Data provided.

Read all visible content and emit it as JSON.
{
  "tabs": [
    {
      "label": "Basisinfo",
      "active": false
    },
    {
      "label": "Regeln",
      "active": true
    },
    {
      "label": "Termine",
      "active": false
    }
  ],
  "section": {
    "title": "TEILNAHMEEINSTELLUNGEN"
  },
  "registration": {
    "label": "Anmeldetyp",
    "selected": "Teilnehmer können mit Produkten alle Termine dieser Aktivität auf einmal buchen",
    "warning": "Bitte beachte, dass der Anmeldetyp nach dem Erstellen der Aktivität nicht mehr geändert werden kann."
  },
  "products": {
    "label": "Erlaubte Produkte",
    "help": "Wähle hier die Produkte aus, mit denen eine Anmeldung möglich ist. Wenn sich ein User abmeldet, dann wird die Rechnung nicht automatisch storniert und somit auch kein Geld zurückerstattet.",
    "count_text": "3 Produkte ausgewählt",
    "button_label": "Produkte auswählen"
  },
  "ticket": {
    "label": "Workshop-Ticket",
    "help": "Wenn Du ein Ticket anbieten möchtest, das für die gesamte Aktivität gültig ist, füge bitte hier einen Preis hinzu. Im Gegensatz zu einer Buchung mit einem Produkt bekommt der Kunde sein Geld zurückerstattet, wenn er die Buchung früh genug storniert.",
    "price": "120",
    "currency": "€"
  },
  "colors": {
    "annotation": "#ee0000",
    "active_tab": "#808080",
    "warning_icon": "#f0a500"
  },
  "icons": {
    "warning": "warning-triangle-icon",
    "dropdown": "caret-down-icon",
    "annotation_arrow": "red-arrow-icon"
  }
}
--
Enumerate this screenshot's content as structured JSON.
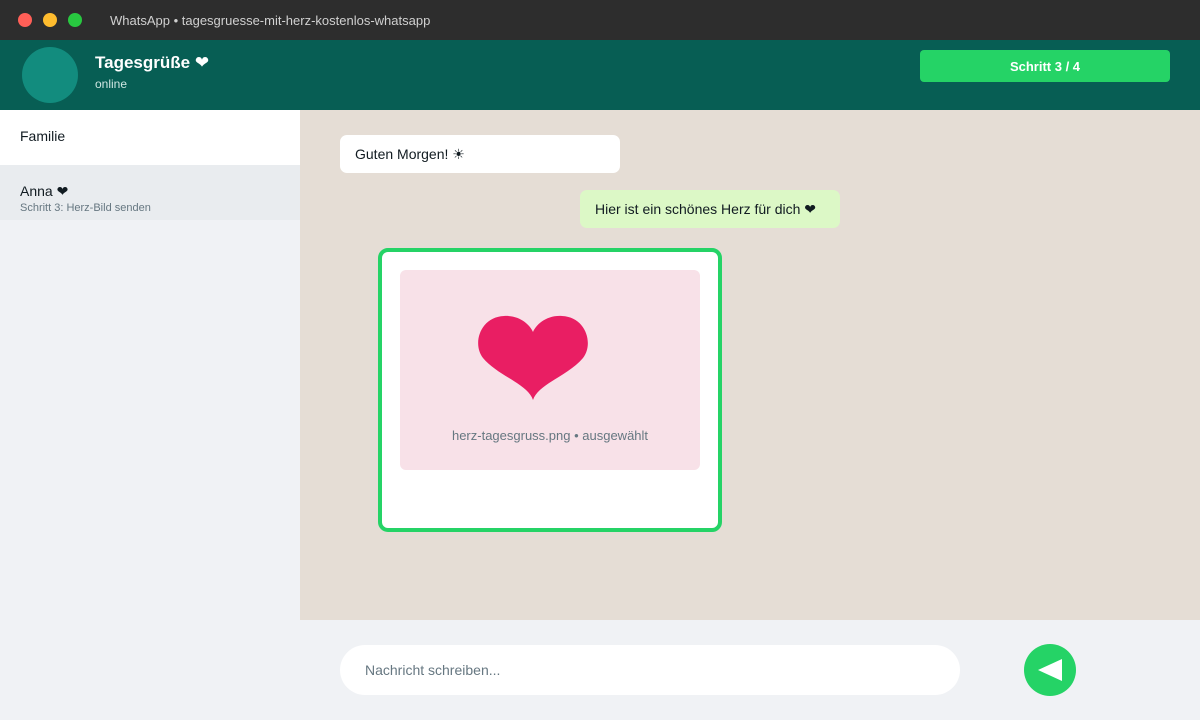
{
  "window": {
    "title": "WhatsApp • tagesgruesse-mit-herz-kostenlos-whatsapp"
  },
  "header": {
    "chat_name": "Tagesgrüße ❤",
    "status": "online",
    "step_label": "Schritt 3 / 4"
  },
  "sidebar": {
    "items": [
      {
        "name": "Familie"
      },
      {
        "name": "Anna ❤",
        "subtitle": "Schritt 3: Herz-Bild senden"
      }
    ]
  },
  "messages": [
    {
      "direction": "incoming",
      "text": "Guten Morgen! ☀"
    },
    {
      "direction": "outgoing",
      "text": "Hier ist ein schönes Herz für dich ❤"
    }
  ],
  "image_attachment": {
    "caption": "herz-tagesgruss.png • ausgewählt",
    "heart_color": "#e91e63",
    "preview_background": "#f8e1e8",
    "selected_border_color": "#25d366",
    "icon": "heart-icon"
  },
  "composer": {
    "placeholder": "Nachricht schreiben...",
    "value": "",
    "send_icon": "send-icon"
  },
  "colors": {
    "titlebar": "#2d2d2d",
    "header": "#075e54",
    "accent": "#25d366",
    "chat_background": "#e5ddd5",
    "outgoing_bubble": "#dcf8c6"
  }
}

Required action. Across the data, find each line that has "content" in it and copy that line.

Result for this exercise.
Read all visible content and emit it as JSON.
Enumerate this screenshot's content as structured JSON.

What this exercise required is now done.